Read §§ 82, 217, 62(a)(15), 132(a)(6), and 132(g). These provisions interlock to assure that a taxpayer does not pay income tax on certain moving expenses, as § 217 defines and limits them.
- Section 82 provides that a taxpayer who receives, directly or indirectly, payment for or reimbursement of moving expenses must include such payment in his/her gross income.
- Section 217 permits taxpayer to deduct certain expenses of moving. § 217(b). This deduction is above-the-line, i.e., it reduces taxpayer’s agi. § 62(a)(15).
- Thus taxpayer must include in his/her gross income an employer’s payment of taxpayer’s moving expenses, but paying or incurring moving expenses named in § 217(b) entitles taxpayer to a deduction. These amounts could offset.
- Of course, if an employer pays for expenses that are not included in the statutory definition of “moving expenses,” the net result is that those amounts will be included in taxpayer’s gross income as compensation income.
- If an employer does not pay for all of the expenses that are included in the statutory definition of “moving expenses,” the net result is that taxpayer may deduct these unreimbursed amounts, and these deductions will reduce his/her adjusted gross income.
- Sections 132(a)(6) and 132(g) exclude an employer’s direct or indirect payment of an individual’s moving expenses, to the extent those expenses are within § 217(b), from the individual’s gross income.
Section 217(c) establishes the rules for deductibility/excludability of moving expenses.
- Taxpayer’s new “principal place of work” must be “at least 50 miles farther from his former residence than was his former principal place of work,” § 217(c)(1)(A), OR if taxpayer had no
former principal place of work, then his/her new “principal place of work” must be at least 50 miles from his/her former residence, § 217(c)(1)(B).
- Taxpayer need not have a job in the place that s/he leaves. Moving expenses are deductible if incurred to travel to a new job or to become self-employed full-time.

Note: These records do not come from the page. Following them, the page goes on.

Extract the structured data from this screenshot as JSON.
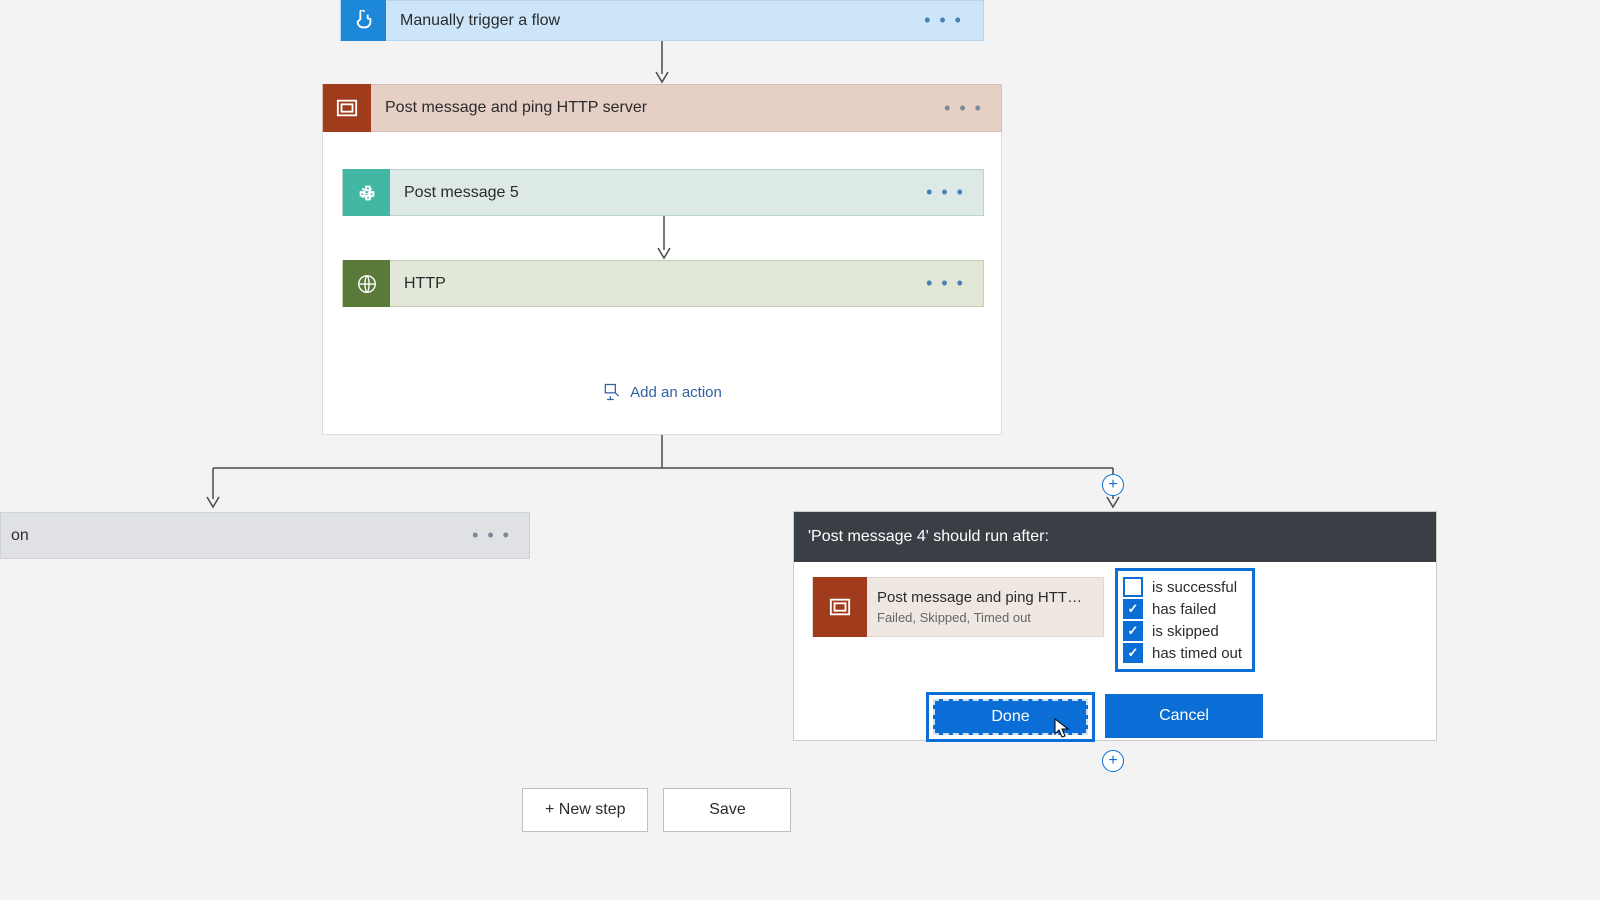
{
  "trigger": {
    "title": "Manually trigger a flow"
  },
  "scope": {
    "title": "Post message and ping HTTP server"
  },
  "inner1": {
    "title": "Post message 5"
  },
  "inner2": {
    "title": "HTTP"
  },
  "addAction": "Add an action",
  "leftBranch": {
    "text": "on"
  },
  "runAfter": {
    "header": "'Post message 4' should run after:",
    "predecessor": {
      "title": "Post message and ping HTTP s...",
      "sub": "Failed, Skipped, Timed out"
    },
    "conditions": {
      "successful": {
        "label": "is successful",
        "checked": false
      },
      "failed": {
        "label": "has failed",
        "checked": true
      },
      "skipped": {
        "label": "is skipped",
        "checked": true
      },
      "timedout": {
        "label": "has timed out",
        "checked": true
      }
    },
    "done": "Done",
    "cancel": "Cancel"
  },
  "newStep": "+ New step",
  "save": "Save"
}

- The regulations also create a “reasonable proximity” requirement concerning the new residence with respect to both time and distance. Reg. § 1.217-2(a)(3)(i).
- Moving expenses incurred within one year of the date of commencing work at the new location are presumed to be reasonably proximate. Reg. § 1.217-2(a)(3)(i).
- Generally, a taxpayer’s commute at the new location may not be longer than his/her commute at the old location. Reg. § 1.217-2(a)(3)(i).
- Taxpayer must be a full-time employee for at least 39 weeks during the 12-month period immediately following his/her arrival in the general location of his/her principal place or
work, § 217(c)(2)(A), OR during the 24 month period immediately following his/her arrival, must be a full-time employee or self-employed on a full-time basis during at least 78
weeks, not less than 39 of which are during the 12-month period immediately following arrival in the general location of his/her principal place of work, § 217(c)(2)(B).
- If a taxpayer has not fulfilled the employment requirements at the time of filing the return for the taxable year during which s/he paid or incurred moving expenses but may yet satisfy them, then taxpayer may elect to deduct them. § 217(d)(2).
- However, if taxpayer makes such an election and later fails to fulfill the employment requirements, taxpayer must recapture the amount previously deducted as gross income. § 217(d)(3).
Section 217(b) names the moving expenses that taxpayer may deduct/exclude. These include the expenses “of moving household goods and personal effects from the former residence to the new residence.” § 217(b)(1)(A). “Moving expenses” also include travel expenses, including lodging, but not meal expenses. § 217(b)(1)(B). Taxpayer may deduct as “moving expenses” the moving expenses of any member of the taxpayer’s household who has both the “former residence and the new residence as his principal place of abode.” § 217(b)(2).
Do the CALI Lesson, Basic Federal Income Taxation: Deductions: Moving Expenses